Trump Admits to Taking Sensitive Documents He Deemed 'Personal' Former President Donald Trump (Getty Images)
By Brian Pfail | Monday, 14 November 2022 01:16 PM EST
Former President Donald Trump admitted he took documents from the White House to Mar-a-Lago, arguing they were designated as personal records rather than presidential records.
Trump's attorneys said, "a President determines whether a document constitutes a Presidential record or a personal record," and "when that decision is made, it is not subject to challenge."
Trump's legal team contends "there is no authority whatsoever for the notion that the Government can seize documents from a President, and simply declare that they are Presidential records."
Federal law permits presidents to deem certain records as "personal" so long as they have no decision-making value to future administrations.
"President Trump was still serving his term in office when the documents at issue were packed, transported, and delivered to his residence in Palm Beach," according to Trump's lawyers. "Thus, when he made a designation decision, he was President of the United States; his decision to retain certain records as personal is entitled to deference, and the records in question are thus presumptively personal."
Trump's attorneys made the argument before Judge Raymond Dearie, the special master reviewing the records seized by FBI during the raid last August that was "personally approved" by Attorney General Merrick Garland.
An appeals court granted the Justice Department a partial stay of Judge Aileen Cannon's lower court order, allowing DOJ to continue its criminal investigation using the documents seized.
Cannon had ruled that she "temporarily enjoins the Government from reviewing and using the seized materials for investigative purposes pending completion of the special master's review or further Court order."
The appeals court sided with DOJ that Cannon "likely erred" in her ruling, preventing DOJ's criminal investigation and requiring prosecutors to allow Dearie to review the documents with classified markings independently.
"The Presidential Records Act authorizes a sitting President to designate records as personal records during his term in office," Trump's attorneys argued. "The contents of the seized materials underscore the fact that President Trump treated these papers as personal records.
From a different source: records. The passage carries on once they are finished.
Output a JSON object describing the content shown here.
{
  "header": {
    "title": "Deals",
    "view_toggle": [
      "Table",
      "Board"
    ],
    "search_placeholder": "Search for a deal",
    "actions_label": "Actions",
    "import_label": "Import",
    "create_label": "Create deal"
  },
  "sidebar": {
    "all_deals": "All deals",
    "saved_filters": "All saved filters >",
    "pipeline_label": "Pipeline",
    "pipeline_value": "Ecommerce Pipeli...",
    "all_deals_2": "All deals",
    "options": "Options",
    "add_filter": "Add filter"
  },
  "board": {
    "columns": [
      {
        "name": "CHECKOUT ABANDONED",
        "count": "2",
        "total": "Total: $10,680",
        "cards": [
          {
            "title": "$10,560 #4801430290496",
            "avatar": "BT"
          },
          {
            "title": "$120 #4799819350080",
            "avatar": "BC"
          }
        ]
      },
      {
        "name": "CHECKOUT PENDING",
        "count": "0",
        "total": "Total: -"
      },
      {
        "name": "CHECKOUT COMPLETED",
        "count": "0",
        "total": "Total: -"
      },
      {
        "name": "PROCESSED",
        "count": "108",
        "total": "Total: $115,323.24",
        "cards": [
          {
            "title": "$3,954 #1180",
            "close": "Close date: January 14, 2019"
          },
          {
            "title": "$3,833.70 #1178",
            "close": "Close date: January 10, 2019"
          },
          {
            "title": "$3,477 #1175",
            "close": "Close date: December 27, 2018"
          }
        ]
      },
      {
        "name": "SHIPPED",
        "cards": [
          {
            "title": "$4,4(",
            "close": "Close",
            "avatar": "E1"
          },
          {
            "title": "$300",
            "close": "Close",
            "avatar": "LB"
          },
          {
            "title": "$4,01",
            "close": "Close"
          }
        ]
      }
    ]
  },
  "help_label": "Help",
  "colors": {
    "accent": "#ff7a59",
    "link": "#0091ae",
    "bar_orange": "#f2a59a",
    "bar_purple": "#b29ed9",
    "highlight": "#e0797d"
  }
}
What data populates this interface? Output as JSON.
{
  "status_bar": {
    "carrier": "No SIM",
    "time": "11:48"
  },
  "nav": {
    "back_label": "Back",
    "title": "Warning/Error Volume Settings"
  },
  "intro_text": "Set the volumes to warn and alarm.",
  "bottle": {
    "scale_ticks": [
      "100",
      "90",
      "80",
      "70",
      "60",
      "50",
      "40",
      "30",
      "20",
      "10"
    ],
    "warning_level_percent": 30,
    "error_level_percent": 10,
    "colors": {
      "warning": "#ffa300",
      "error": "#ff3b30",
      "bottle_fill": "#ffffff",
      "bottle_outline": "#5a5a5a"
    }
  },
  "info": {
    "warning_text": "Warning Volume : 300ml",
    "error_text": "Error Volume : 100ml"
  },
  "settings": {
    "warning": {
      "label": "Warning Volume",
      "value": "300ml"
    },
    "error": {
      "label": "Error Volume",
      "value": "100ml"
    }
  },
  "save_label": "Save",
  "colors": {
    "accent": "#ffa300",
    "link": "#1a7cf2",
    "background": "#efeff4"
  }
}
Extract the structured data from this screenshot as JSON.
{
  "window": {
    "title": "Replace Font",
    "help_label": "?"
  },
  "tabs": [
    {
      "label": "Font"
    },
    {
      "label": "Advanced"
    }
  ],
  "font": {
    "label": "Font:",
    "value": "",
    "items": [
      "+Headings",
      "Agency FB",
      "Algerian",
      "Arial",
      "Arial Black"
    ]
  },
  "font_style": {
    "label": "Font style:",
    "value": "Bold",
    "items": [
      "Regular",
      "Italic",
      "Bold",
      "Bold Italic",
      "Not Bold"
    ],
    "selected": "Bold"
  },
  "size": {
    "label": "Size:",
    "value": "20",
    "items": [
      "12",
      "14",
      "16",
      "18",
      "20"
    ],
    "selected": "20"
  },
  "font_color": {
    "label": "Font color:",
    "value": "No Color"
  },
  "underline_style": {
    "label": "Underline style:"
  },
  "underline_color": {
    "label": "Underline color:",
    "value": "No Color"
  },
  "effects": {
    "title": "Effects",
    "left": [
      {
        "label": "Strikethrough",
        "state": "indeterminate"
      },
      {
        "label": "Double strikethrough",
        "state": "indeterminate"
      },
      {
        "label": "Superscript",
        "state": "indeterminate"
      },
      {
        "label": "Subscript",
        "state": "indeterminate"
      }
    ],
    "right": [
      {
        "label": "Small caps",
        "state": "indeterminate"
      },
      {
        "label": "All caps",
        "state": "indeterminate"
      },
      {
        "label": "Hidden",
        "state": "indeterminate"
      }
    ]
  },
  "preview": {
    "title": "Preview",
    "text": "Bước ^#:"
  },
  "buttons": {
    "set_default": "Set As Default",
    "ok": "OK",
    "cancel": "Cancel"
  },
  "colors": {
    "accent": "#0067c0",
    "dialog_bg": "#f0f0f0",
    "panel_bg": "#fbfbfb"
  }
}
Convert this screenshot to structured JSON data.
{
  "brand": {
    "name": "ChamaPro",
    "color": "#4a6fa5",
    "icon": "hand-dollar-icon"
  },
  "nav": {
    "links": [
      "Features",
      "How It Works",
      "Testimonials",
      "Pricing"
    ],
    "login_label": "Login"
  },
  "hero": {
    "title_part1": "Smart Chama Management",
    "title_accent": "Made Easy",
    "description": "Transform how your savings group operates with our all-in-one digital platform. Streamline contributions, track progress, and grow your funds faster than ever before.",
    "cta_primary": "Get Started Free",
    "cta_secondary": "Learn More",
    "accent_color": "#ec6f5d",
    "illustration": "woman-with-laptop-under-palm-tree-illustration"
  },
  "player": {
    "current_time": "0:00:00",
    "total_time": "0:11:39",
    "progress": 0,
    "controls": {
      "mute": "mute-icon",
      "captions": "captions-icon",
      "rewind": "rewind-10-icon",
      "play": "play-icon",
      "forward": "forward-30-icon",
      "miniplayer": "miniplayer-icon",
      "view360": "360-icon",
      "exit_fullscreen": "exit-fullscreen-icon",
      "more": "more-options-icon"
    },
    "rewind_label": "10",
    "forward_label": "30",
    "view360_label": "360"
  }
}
The documents seized from Mar-a-Lago included [REDACTED]. However, the Special Master has not been tasked with assessing the correctness of President Trump's designations. In other words, it is the President's designation — not the appearance or content of a given document — that is determinative."
Trump's team added, "President Trump need not put forth documentary evidence of his designation decisions because his conduct unequivocally confirmed that he was treating the materials in question as personal records, rather than Presidential records."
The Justice Department argued that Trump's legal arguments were flawed and nonsensical.
"Plaintiff may not designate records qualifying as 'Presidential records' under the Presidential Records Act as his 'personal' records simply by saying so," DOJ told the court. "Plaintiff's designation of certain categories of records as 'personal' records is inconsistent with the text of the PRA."
DOJ then added, "Seeming to recognize that a record cannot both be a 'personal' record and be shielded by executive privilege, Plaintiff has indicated in dozens of instances that he asserts executive privilege only if the Special Master rejects his assertion that a document is a 'personal' record and determines that it is a Presidential record."
The records show Trump was being investigated under 18 U.S.C. 793, part of the Espionage Act, and in relation to "willful retention of national defense information." The records also pointed to 18 U.S.C. 2071, more specifically, the "concealment or removal" of government records, including 18 U.S.C. 1519, related to "obstruction" of a federal investigation.
Dearie is expected to decide next month whether to recommend prosecutors be permitted to access roughly 3,000 documents, though Cannon has the ultimate say. DOJ also has a pending appeal at the 11th Circuit Court of Appeals, requesting the entire process Cannon ordered at Trump's request be shut down.